She's acted like a know-it-all for the better part of a year now, but kindergarten has armed her with facts to prove that Mom, while perhaps not an outright idiot, certainly is not as smart as she is.
Think I'm kidding? You wouldn't believe the things these kids learn in class. Here's a quiz, made up of information Rosa has dazzled us with in the past few weeks.
1. A pumpkin is a:
c) something you put a candle in and light for Halloween
2. The pointy things on top of an owl's head are:
3. The black widow spider is:
a) an insect
b) an arachnid
c) a really scary thing to have in your house
a) are warm-blooded
b) nurse their babies with milk
c) can hear really well
d) all of the above
5. True or false? There is water in the air.
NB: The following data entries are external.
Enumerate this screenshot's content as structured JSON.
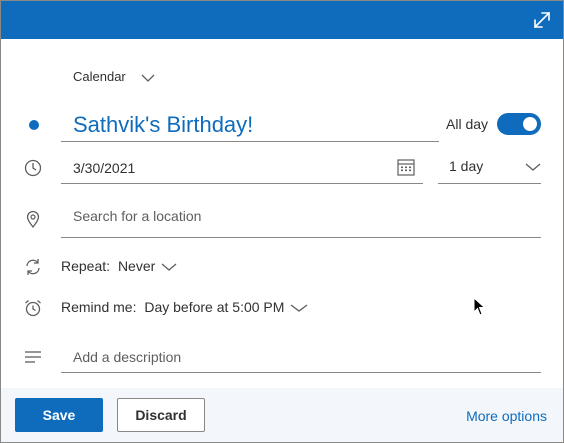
{
  "calendar": {
    "label": "Calendar"
  },
  "event": {
    "title": "Sathvik's Birthday!",
    "all_day_label": "All day",
    "all_day_enabled": true,
    "date": "3/30/2021",
    "duration": "1 day",
    "location_placeholder": "Search for a location",
    "repeat_label": "Repeat:",
    "repeat_value": "Never",
    "remind_label": "Remind me:",
    "remind_value": "Day before at 5:00 PM",
    "description_placeholder": "Add a description"
  },
  "footer": {
    "save_label": "Save",
    "discard_label": "Discard",
    "more_options_label": "More options"
  },
  "icons": {
    "expand": "expand-icon",
    "clock": "clock-icon",
    "location": "location-pin-icon",
    "repeat": "repeat-icon",
    "alarm": "alarm-clock-icon",
    "description": "text-lines-icon",
    "calendar_picker": "calendar-icon",
    "chevron": "chevron-down-icon"
  },
  "colors": {
    "accent": "#0f6cbd",
    "footer_bg": "#f3f6fb"
  }
}
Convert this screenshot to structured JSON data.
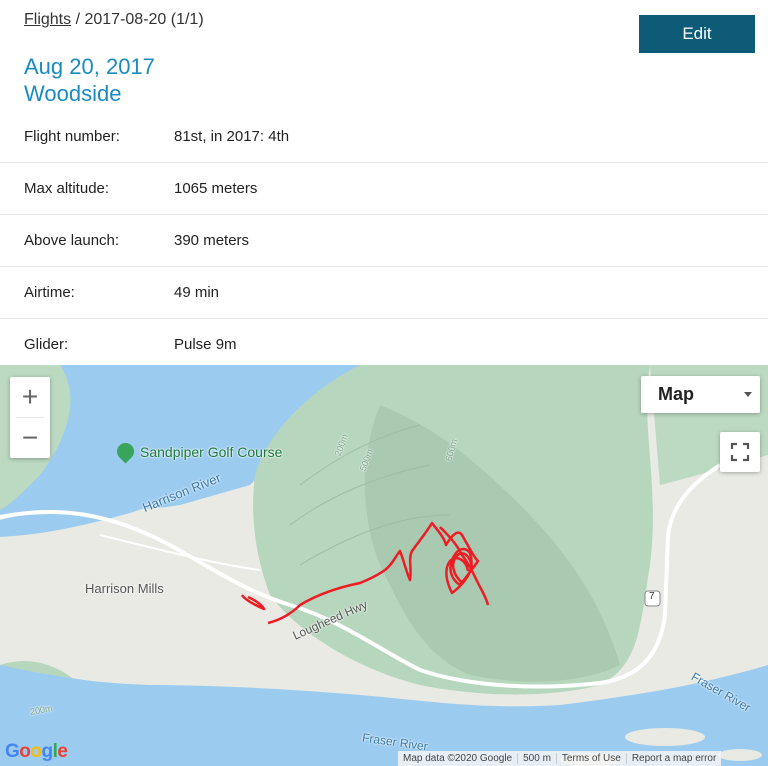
{
  "breadcrumb": {
    "link": "Flights",
    "sep": " / ",
    "current": "2017-08-20 (1/1)"
  },
  "edit_label": "Edit",
  "title": {
    "date": "Aug 20, 2017",
    "site": "Woodside"
  },
  "details": [
    {
      "label": "Flight number:",
      "value": "81st, in 2017: 4th"
    },
    {
      "label": "Max altitude:",
      "value": "1065 meters"
    },
    {
      "label": "Above launch:",
      "value": "390 meters"
    },
    {
      "label": "Airtime:",
      "value": "49 min"
    },
    {
      "label": "Glider:",
      "value": "Pulse 9m"
    }
  ],
  "map": {
    "zoom_in": "+",
    "zoom_out": "−",
    "map_type": "Map",
    "labels": {
      "golf": "Sandpiper Golf Course",
      "harrison_river": "Harrison River",
      "harrison_mills": "Harrison Mills",
      "lougheed": "Lougheed Hwy",
      "fraser_river": "Fraser River",
      "fraser_river_bottom": "Fraser River",
      "hwy": "7",
      "contour_200": "200m",
      "contour_500": "500m",
      "contour_600": "600m",
      "contour_200b": "200m"
    },
    "footer": {
      "data": "Map data ©2020 Google",
      "scale": "500 m",
      "terms": "Terms of Use",
      "report": "Report a map error"
    },
    "google_logo": "Google",
    "colors": {
      "water": "#9ccbf0",
      "land": "#e8eae3",
      "forest": "#bcd9c2",
      "track": "#ee1c24"
    }
  }
}
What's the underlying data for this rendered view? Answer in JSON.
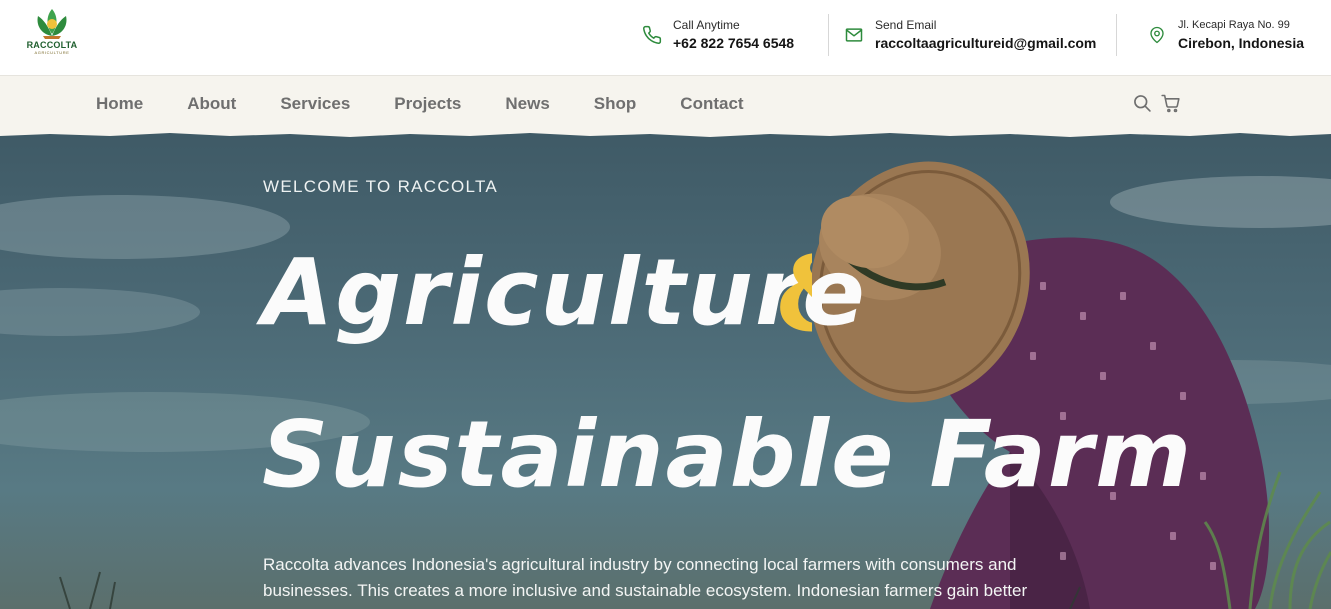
{
  "brand": {
    "name": "RACCOLTA",
    "tagline": "AGRICULTURE",
    "colors": {
      "primary_green": "#2e8b3d",
      "accent_yellow": "#f0c23b",
      "nav_bg": "#f6f4ee"
    }
  },
  "contacts": [
    {
      "icon": "phone-icon",
      "label": "Call Anytime",
      "value": "+62 822 7654 6548"
    },
    {
      "icon": "mail-icon",
      "label": "Send Email",
      "value": "raccoltaagricultureid@gmail.com"
    },
    {
      "icon": "location-pin-icon",
      "label": "Jl. Kecapi Raya No. 99",
      "value": "Cirebon, Indonesia"
    }
  ],
  "nav": {
    "items": [
      "Home",
      "About",
      "Services",
      "Projects",
      "News",
      "Shop",
      "Contact"
    ],
    "icons": [
      "search-icon",
      "cart-icon"
    ]
  },
  "hero": {
    "eyebrow": "WELCOME TO RACCOLTA",
    "title_line1": "Agriculture",
    "ampersand": "&",
    "title_line2": "Sustainable Farm",
    "description": "Raccolta advances Indonesia's agricultural industry by connecting local farmers with consumers and businesses. This creates a more inclusive and sustainable ecosystem. Indonesian farmers gain better access"
  }
}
Dizzy yet? I could go on. Every day Rosa goes to school, she comes home and recites a new fact, following it up with, "You didn't know that, did you, Mom?"
Most of the time, I didn't. I never discussed the characteristics of pumpkins (they're a fruit -- yes, really) or the anatomy of owls (those pointy things are feathers, believe it or not) when I was in school.
And if I did somehow manage to learn about these things, I didn't do it in kindergarten. Things I gleaned from my first year of elementary school run more along the lines of how to pass the raisins at snack time and how to wait on the red step for the kid in front of me to go down the slide.
What strikes me me isn't how much kindergarten has changed, although it has. It's that I am no longer the all-knowing mommy my daughter idolized during her preschool years.
Those were the days. When she was 3, she'd ask me "Why" at least 100 times an hour. "Why is the light red, Mommy?" "Why did you turn on your headlights, Mommy?" My all-time favorite, shouted at the top of her lungs in the checkout line at the grocery store: "Why does that man have boobies, Mommy?"
I would do my best not to show my irritation. "The light is red because we need to stop." "I turned on the headlights so other cars can see us." "Shh, we'll talk about it later, honey."
Sadly, my daughter doesn't pepper me with questions anymore. Our conversations run more along the lines of, "Do you know that some animals lay eggs and that some have live babies? I do." "Do you know what evaporation is? I do." "Do you know hermit crabs outgrow their shells? I do."
I'm glad she is learning so much, but her new-found knowledge makes me a little teary. What happened to the little girl who thought her mom had the answers for everything?
She went to kindergarten and became an encyclopedia.
You can't imagine how much this bothers me. It could be because, even though I think these factoids are cool, they're not the sort of things I consider to be all-important. Unless, of course, the TV show "Jeopardy" makes a comeback.
It could be because, without meaning to, she is implying I don't know very much. How on earth do I manage to hold down a job when I don't know the difference between insects and arachnids? How have I made it this far in life without understanding the makeup of air?
Most likely, I'm troubled because she is growing up. I don't control all the information she takes in, and that's not an easy thing to come to grips with.
So, bear with me for a moment ...
Do you know the answers to the quiz? I do, I do.
1) a; 2) c; 3) b; 4) all of the above; 5) true.
Bee staff writer Kerry McCray can be reached at firstname.lastname@example.org or at 578-2358.